2. Outdoor and Adventure Learning: We also explored outdoor, adventure, and environmental learning. This category was tied with virtual education for the highest average overall score (3.01). The highest score for outdoor and adventure learning was on the uniqueness of the learning environment (3.65) and the lowest score was in regards to the novelty of technology (2.57). This finding is parallel to the general notion in which adventure learning is effectively promoted as providing rich, authentic, and meaningful learning environments. Four adventure learning Websites were selected as top rated, including Earthducation, Explore, Jon Bowermaster, and Nautilus Live.
3. Social Change and Global Learning: Most of our scores on the social change and global learning category were below the average scores across all Web sites (i.e., 2.96). The highest score for social change and global education was on the potential for life change (2.93); which was expected. These findings were attributed to the distinctive nature of social change and global learning category. In effect, one of the common features of social change Websites include being inspirational and motivational, rather than directly providing educational materials. Only one Website was selected as a top rated Website in this category, namely, iCivics.

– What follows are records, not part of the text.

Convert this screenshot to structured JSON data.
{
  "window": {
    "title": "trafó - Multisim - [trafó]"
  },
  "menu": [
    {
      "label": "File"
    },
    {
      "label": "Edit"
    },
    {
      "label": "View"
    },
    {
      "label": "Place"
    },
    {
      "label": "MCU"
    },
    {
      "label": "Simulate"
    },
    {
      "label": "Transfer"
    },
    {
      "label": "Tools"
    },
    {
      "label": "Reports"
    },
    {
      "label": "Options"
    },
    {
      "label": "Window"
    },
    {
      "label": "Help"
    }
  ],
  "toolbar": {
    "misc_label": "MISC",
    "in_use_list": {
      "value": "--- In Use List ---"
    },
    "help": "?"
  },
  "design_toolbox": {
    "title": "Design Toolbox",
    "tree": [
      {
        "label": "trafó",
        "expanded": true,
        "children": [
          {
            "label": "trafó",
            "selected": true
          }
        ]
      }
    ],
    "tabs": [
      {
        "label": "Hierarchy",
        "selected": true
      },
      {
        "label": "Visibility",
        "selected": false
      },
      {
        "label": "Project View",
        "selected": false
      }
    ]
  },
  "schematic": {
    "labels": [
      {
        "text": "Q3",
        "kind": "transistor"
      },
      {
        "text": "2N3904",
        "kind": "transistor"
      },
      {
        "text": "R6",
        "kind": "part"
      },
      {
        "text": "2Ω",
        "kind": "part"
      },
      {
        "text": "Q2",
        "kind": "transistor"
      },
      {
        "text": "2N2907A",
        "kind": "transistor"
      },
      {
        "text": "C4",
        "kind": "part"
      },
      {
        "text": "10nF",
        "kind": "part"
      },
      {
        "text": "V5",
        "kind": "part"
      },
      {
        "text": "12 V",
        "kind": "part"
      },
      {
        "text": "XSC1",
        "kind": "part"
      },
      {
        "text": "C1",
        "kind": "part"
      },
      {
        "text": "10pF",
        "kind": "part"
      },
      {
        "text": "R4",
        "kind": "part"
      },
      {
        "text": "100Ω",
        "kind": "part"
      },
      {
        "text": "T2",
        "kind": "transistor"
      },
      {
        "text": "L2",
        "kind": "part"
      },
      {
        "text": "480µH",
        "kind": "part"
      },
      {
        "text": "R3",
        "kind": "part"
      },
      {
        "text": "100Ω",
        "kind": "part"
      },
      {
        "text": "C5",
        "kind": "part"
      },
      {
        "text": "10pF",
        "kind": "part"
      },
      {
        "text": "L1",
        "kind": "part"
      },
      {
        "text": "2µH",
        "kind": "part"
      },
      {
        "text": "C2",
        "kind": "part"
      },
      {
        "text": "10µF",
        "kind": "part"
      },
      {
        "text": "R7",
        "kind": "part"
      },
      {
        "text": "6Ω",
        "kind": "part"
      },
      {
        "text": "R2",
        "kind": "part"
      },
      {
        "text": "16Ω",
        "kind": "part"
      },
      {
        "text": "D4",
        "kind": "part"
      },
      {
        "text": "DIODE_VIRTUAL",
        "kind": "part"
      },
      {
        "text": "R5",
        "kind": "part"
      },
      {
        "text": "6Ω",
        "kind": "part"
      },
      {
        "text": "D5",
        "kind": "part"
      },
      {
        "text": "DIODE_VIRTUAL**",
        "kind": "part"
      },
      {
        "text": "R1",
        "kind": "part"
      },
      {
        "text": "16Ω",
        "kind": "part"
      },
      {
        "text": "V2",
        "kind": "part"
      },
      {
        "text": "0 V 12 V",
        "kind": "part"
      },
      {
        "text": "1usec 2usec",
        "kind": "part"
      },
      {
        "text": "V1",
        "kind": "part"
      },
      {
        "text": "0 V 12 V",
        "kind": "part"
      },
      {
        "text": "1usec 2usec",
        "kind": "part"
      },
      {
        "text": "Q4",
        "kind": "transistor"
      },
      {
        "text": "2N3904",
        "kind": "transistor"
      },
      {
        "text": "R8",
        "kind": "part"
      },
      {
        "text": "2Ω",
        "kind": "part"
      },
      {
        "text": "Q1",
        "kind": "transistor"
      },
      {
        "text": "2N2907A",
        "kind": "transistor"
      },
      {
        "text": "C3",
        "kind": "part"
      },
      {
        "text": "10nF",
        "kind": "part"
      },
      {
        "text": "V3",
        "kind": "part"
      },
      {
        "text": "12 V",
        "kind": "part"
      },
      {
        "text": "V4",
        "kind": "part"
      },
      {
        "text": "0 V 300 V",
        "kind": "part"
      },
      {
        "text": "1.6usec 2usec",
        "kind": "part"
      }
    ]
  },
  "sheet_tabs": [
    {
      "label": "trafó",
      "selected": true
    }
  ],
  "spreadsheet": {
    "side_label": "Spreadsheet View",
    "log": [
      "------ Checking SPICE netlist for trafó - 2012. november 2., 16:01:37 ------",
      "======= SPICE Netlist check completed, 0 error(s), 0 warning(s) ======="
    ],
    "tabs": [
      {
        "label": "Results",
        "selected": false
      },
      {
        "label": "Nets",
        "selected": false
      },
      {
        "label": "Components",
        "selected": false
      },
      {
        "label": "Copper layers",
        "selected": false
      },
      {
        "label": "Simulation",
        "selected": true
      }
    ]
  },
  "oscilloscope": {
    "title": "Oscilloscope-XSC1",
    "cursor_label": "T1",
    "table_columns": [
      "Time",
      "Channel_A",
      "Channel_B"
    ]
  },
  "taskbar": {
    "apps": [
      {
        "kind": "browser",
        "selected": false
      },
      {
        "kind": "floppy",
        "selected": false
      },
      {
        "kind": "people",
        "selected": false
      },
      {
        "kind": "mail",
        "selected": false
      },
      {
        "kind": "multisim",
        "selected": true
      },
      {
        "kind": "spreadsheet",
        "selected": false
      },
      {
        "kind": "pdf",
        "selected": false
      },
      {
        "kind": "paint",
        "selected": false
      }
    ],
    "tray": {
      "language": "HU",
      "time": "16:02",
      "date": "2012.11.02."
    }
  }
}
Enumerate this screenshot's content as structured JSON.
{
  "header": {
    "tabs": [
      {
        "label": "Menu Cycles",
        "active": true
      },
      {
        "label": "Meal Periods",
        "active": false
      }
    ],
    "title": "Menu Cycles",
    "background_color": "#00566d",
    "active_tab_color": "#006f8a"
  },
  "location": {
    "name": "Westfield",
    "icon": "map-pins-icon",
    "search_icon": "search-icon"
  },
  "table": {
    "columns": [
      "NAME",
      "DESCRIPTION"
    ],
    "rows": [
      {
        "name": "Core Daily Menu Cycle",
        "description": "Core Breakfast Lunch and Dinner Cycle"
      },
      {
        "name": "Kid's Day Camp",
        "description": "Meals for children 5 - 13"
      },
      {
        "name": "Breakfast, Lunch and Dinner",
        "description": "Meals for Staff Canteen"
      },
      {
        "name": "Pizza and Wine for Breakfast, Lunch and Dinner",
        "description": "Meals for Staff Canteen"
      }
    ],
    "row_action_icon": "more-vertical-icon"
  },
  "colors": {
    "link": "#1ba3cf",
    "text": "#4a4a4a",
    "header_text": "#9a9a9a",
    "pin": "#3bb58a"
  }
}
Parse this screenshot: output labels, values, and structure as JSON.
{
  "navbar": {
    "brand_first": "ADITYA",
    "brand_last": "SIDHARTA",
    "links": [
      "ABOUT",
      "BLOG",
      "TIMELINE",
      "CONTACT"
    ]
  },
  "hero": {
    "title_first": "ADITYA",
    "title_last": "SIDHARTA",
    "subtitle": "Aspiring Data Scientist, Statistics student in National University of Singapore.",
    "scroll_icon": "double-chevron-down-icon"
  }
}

4. Virtual Education: Taking into consideration that many open learning resources include Websites that are freely available and open to the public, such as the popular MIT OpenCourseWare project, the high score in potential for learning (3.39) and content richness (3.39) for virtual education Websites was not too surprising. We believe that the low score on novelty of technology (2.82) was directly related to the fundamental role of virtual education in schools and universities today; such institutions tend to be conservative by nature. Impressively, nine Virtual Education Wedsites were selected as top rated. These sites included Ed Tech talk, the Florida Virtual School, John Hopkins OpenCourseWare, Khan Academy, MIT OpenCourseWare, MIT OpenCourseWare Highlights for High School, NASA for Educators, Open University UK-OpenLearn, and the Smithsonian.
5. Learning Portals: We also rated the Websites that were essentially Learning Portals. Not surprisingly, the highest score for learning portals was on the content richness (3.19). At the same time, the lowest score was for the learning portals we evaluated was related to the novelty of the technology (2.49). Only one Website was selected as a top rated Websites; namely MERLOT.
6. Shared online video: Considering that many online lectures and programs are delivered through video channels and that many high production news broadcasts are now available on the Web for millions of potential viewers, it seems reasonable that Shared Online Video had the highest overall score (3.25). Specifically, the highest rated element for this category was related to the Functionality of Technology (3.41) and the lowest score was on the novelty of the technology utilized (3.00). Six Websites were selected as top rated in terms of shared online video. These sites included Academic Earth, Discovery News Video, Explo.tv, Link TV, National Geographic Education, and Wonder How To Videos.